After all the fun traveling from Arizona to Philadelphia for the 2015 GSK Lupus Blogger Summit, life and reality always have their return. The high point was stepping off the plane 10 minutes earlier than expected and calling on the cell phone to find out my husband was already almost at the airport. It is so nice when you have those moments that remind you that the one you miss, misses you, too! After leaving the east coast at noon it was eight when a suitcase and tired girl slipped into the pickup truck.
Hungry and tired, we stopped off at a coffee shop for comfort food, pie and a coke, did some catching up. A friend was working last night, and waited on our table, and with the sodas, placed a fresh red carnation table in front of me with the gentle explanation, “a flower for you.” That was sweet and a welcoming thought after a long, flight weary day. Tummies full and spirits a little revived, we were thankful to be together and soon ready for the last five-minute trip home.
Exhaustion overtook both of us, and after a quick shower blasted away the grime of taxicabs, airports, and airplanes, sleep arrived almost instantaneously. The night passed nearly as quickly, ending abruptly with the welcome smell of fresh coffee on the bed table beside me. Leaning on the pile of pillows he tossed my direction from the nearby bench, eyelids drooped off to moments of sleep and husband’s chatter between sips from a warm caffeine-filled mug.

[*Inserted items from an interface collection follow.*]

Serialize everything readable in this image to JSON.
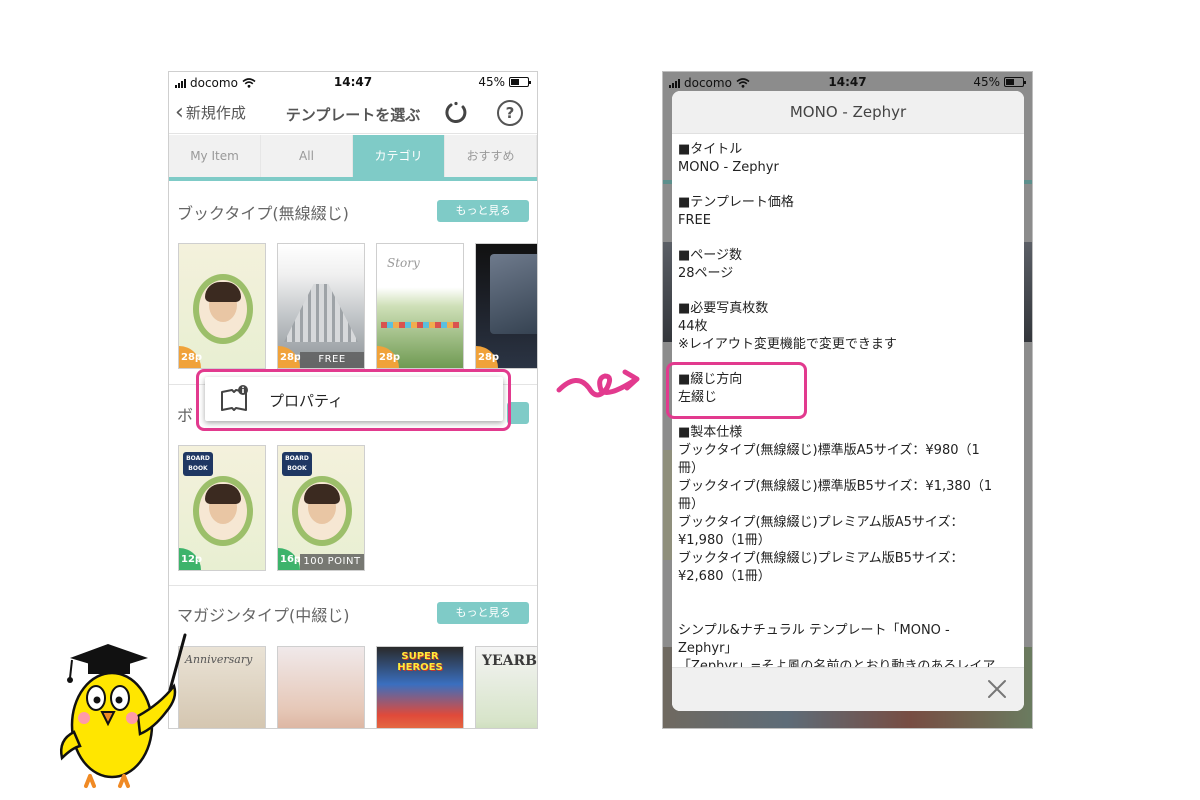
{
  "left": {
    "status": {
      "carrier": "docomo",
      "time": "14:47",
      "battery": "45%"
    },
    "nav": {
      "back": "新規作成",
      "title": "テンプレートを選ぶ",
      "help": "?"
    },
    "tabs": [
      {
        "label": "My Item",
        "active": false
      },
      {
        "label": "All",
        "active": false
      },
      {
        "label": "カテゴリ",
        "active": true
      },
      {
        "label": "おすすめ",
        "active": false
      }
    ],
    "sections": {
      "book": {
        "title": "ブックタイプ(無線綴じ)",
        "more": "もっと見る",
        "items": [
          {
            "pages": "28p",
            "price": ""
          },
          {
            "pages": "28p",
            "price": "FREE"
          },
          {
            "pages": "28p",
            "price": ""
          },
          {
            "pages": "28p",
            "price": ""
          }
        ],
        "story_script": "Story"
      },
      "board": {
        "title": "ボ",
        "board_label": "BOARD BOOK",
        "items": [
          {
            "pages": "12p",
            "price": ""
          },
          {
            "pages": "16p",
            "price": "100 POINT"
          }
        ]
      },
      "magazine": {
        "title": "マガジンタイプ(中綴じ)",
        "more": "もっと見る",
        "thumb_texts": [
          "Anniversary",
          "",
          "SUPER HEROES",
          "YEARBO"
        ]
      }
    },
    "context_menu": {
      "label": "プロパティ"
    }
  },
  "right": {
    "status": {
      "carrier": "docomo",
      "time": "14:47",
      "battery": "45%"
    },
    "modal": {
      "title": "MONO - Zephyr",
      "blocks": [
        {
          "heading": "タイトル",
          "lines": [
            "MONO - Zephyr"
          ]
        },
        {
          "heading": "テンプレート価格",
          "lines": [
            "FREE"
          ]
        },
        {
          "heading": "ページ数",
          "lines": [
            "28ページ"
          ]
        },
        {
          "heading": "必要写真枚数",
          "lines": [
            "44枚",
            "※レイアウト変更機能で変更できます"
          ]
        },
        {
          "heading": "綴じ方向",
          "lines": [
            "左綴じ"
          ]
        },
        {
          "heading": "製本仕様",
          "lines": [
            "ブックタイプ(無線綴じ)標準版A5サイズ：¥980（1",
            "冊）",
            "ブックタイプ(無線綴じ)標準版B5サイズ：¥1,380（1",
            "冊）",
            "ブックタイプ(無線綴じ)プレミアム版A5サイズ：",
            "¥1,980（1冊）",
            "ブックタイプ(無線綴じ)プレミアム版B5サイズ：",
            "¥2,680（1冊）"
          ]
        }
      ],
      "description": [
        "シンプル&ナチュラル テンプレート「MONO -",
        "Zephyr」",
        "「Zephyr」=そよ風の名前のとおり動きのあるレイア"
      ]
    }
  },
  "colors": {
    "accent": "#7fcbc7",
    "highlight": "#e23a8e",
    "page_badge": "#f0a23a",
    "page_badge_green": "#3db36b"
  }
}
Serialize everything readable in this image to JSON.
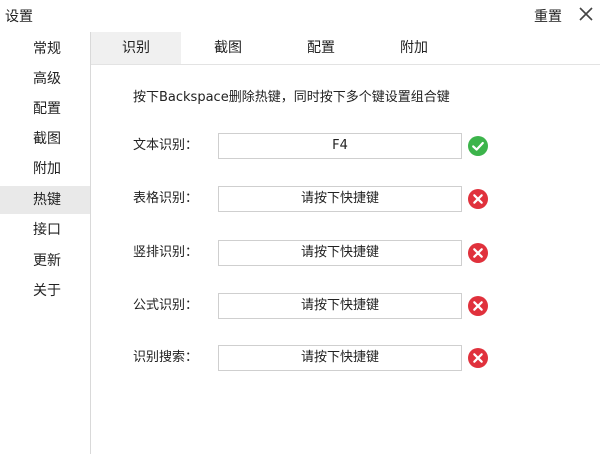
{
  "window": {
    "title": "设置",
    "reset_label": "重置"
  },
  "sidebar": {
    "items": [
      {
        "label": "常规"
      },
      {
        "label": "高级"
      },
      {
        "label": "配置"
      },
      {
        "label": "截图"
      },
      {
        "label": "附加"
      },
      {
        "label": "热键",
        "active": true
      },
      {
        "label": "接口"
      },
      {
        "label": "更新"
      },
      {
        "label": "关于"
      }
    ]
  },
  "tabs": [
    {
      "label": "识别",
      "active": true
    },
    {
      "label": "截图"
    },
    {
      "label": "配置"
    },
    {
      "label": "附加"
    }
  ],
  "hint": "按下Backspace删除热键，同时按下多个键设置组合键",
  "hotkeys": [
    {
      "label": "文本识别：",
      "value": "F4",
      "status": "ok"
    },
    {
      "label": "表格识别：",
      "value": "请按下快捷键",
      "status": "error"
    },
    {
      "label": "竖排识别：",
      "value": "请按下快捷键",
      "status": "error"
    },
    {
      "label": "公式识别：",
      "value": "请按下快捷键",
      "status": "error"
    },
    {
      "label": "识别搜索：",
      "value": "请按下快捷键",
      "status": "error"
    }
  ],
  "colors": {
    "ok": "#3cb44b",
    "error": "#e0313c"
  },
  "icons": {
    "ok": "check-circle-icon",
    "error": "x-circle-icon"
  }
}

Unlike the night, morning moved very, very slowly, matched only by slow reflexes and even slower murky disconnected thoughts. If ever there was a day to be tempted to call in sick with my lupus after a trip, this was it. Unlike the sweltering sauna on the east coast, the Arizona desert morning was unexpectedly crisp and refreshing. After kissing my husband goodbye in the driveway, the second cup of coffee led me through the house into the back yard’s fresh air and fragrant rose blossoms.
Delightfully, the cool morning breeze invigorated and refreshed, as deep draughts of blustery breeze wakened a sleepy set of lungs, slapping fresh life into the lupus fogged gal walking around the yard in my slippers! The day began to look suddenly promising and worthy of pursuit. The refrain actually passed over astonished lips, “Oh, what a beautiful morning!” What a blessing to be home in my back yard!
Quickly gathering all the loose ends of hair, clothing, keys and a sack lunch, every thing seemed to tumble to the floor as a startling reminder CNS lupus might be a little flared from exertion and travel. The reality of lupus limitations has a sneaky way of keeping a gal humble.
The commute drive was executed with extra care and attention, followed by a couple of conversations at work with obvious moments of difficult enunciation. Mild lingering CNS difficulty lasted through mid afternoon, but finally the fog burned away completely. Eventually, the morning song continued into later afternoon with, “Oh, what a beautiful day!”